LONDON — Pigeons are as much a part of Trafalgar Square as the statues of empire-building generals — much to the displeasure of London's new mayor.

Mayor Ken Livingstone has announced plans to banish the birds and two of their favorite perches — statues of 19th-century generals Sir Charles James Napier and Henry Havelock.

The move is ruffling more than pigeon feathers.

"This is London," said birdseed vendor Bernard Rayner, gesturing toward a swirl of pigeons boldly feeding from the hands of thrilled tourists. "This is what people come to see."

History, tradition — and the specter of thousands of starving pigeons — have all been invoked against the mayor.

For his part, the mayor argues the flock, estimated to swell to 35,000 during the day, is a health hazard. London's new government, facing a bill of $150,000 a year to scrub away pigeon droppings, says the birds are known carriers of influenza, encephalitis, tuberculosis and other diseases.

Rayner was the mayor's first victim. He and his tiny kiosk were evicted on Oct. 1 — though he is back in business pending an appeal.

Rayner's great-uncle set up the stand shortly after World War II. The business passed through three generations, and a fourth — Rayner's 16-year-old son, Jason — has already worked at Trafalgar Square, peddling plastic cups of seed for 30 pence — 45 cents — each.

"I've been here all my life," Rayner said. "They feel that if the business stops, the situation will just go away, but it won't. The pigeons have been here for more than 100 years — a lot longer than us."

Trafalgar Square regulars — mostly elderly, bird-fancying Londoners — emphatically support Rayner, but animal-rights groups are his greatest allies.

Animal Aid has described the war on pigeons as "inept, cynical and callous" — warning that young and elderly pigeons will be particularly vulnerable to a food shortage.

Animal rights campaigner Carla Lane argued that pigeon feeding has educational benefits.

"People come from abroad just to do it," Lane said. "For many children the pigeons are the first contact they have with animals. If a pigeon lands on a child's shoulder, it will paint a good picture in their mind and show them that all animals are worth caring for."

Recently, Labor party lawmaker Tony Banks introduced a motion in the House of Commons urging Livingstone to spare the "gentle London pigeon."

"The square's feral pigeons are sociable and intelligent creatures who have become accustomed to a food source provided by human beings," said the motion, which is simply an expression of opinion and would not affect city policy.

The two stone generals have also won support from historians and Livingstone's political enemies.

Napier and Havelock were immortalized at the square in 1855 and 1861, respectively, shortly after ending long and distinguished careers maintaining British authority over its sprawling colonial empire.

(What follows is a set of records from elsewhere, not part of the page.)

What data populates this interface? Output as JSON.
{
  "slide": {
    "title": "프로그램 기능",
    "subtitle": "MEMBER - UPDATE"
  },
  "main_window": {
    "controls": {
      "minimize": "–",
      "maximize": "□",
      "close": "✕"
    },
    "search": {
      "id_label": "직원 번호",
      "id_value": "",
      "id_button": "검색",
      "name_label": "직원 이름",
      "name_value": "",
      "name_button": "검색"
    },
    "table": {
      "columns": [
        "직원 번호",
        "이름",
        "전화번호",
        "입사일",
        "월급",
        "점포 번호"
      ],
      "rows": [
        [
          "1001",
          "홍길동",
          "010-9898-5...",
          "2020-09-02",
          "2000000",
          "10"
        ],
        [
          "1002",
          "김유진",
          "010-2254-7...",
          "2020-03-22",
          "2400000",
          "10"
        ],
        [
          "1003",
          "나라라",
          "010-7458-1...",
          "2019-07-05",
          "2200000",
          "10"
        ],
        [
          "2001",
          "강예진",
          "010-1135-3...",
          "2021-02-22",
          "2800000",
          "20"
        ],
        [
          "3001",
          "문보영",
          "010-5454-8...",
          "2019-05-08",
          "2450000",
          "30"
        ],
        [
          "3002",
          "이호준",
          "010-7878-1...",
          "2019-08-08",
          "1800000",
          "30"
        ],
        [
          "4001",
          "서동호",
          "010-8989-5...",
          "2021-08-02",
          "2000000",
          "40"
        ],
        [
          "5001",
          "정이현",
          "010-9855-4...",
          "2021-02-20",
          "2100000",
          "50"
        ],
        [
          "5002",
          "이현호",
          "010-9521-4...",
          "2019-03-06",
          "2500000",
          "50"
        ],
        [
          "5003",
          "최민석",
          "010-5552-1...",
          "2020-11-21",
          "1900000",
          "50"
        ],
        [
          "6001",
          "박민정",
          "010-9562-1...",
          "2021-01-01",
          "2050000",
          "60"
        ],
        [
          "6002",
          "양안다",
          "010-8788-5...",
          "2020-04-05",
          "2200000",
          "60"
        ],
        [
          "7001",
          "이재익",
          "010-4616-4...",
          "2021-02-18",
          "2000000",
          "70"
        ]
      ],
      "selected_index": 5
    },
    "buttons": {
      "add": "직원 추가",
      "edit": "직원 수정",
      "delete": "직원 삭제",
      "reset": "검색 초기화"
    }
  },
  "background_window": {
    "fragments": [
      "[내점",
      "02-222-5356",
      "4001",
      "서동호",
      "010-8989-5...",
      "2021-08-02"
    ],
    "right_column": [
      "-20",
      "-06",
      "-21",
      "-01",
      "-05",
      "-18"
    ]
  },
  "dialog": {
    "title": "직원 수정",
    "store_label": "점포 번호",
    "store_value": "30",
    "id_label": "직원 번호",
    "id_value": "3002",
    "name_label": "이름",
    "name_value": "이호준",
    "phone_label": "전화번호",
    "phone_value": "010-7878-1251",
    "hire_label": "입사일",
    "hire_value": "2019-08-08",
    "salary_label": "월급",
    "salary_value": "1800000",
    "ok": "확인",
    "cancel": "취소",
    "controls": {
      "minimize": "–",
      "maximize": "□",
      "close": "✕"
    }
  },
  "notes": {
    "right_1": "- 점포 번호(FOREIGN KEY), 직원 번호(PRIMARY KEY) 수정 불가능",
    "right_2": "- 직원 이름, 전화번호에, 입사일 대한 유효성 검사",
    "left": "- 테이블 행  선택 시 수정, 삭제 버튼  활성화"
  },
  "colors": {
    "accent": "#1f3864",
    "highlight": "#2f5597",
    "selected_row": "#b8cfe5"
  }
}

Livingstone called for the statues to be moved to a less prominent location and replaced with Britons "that ordinary Londoners and people from around the world would know."

Havelock is remembered in part for helping crush the Indian Mutiny of 1857, and Napier quelled an uprising in northern England that, in the words of the London newspaper the Guardian, suppressed demands for "universal male suffrage and the reform of Parliament."

The newspaper backed Livingstone's plan, suggesting that scientific-minded British heroes Charles Darwin and Isaac Newton be selected to grace Trafalgar Square.

Military leaders and Livingstone's chief rival blasted talk of a change, warning it would set a dangerous precedent that could someday allow Admiral Horatio Nelson — one of Britain's greatest war heroes — to be removed from a towering column that dominates Trafalgar Square.

David Laven, a lecturer at the University of Reading, said the issue proves that history "is still an ideological battlefield."

"It is a sure sign that a country is a banana republic when the statues in the squares are changed every 30 years or so to conform with current political thinking," said Niall Ferguson, a history professor at Oxford University.

"The point is not whether or not we recognize Havelock and Napier now, but the fact that they were recognized in their own day as worthy of immortalization in stone."

A Londoner visiting the square agreed.

"I don't know much about him," said retired nurse Dilys Clark, 61, gazing up at Havelock. "But why remove someone revered by the people of his time?"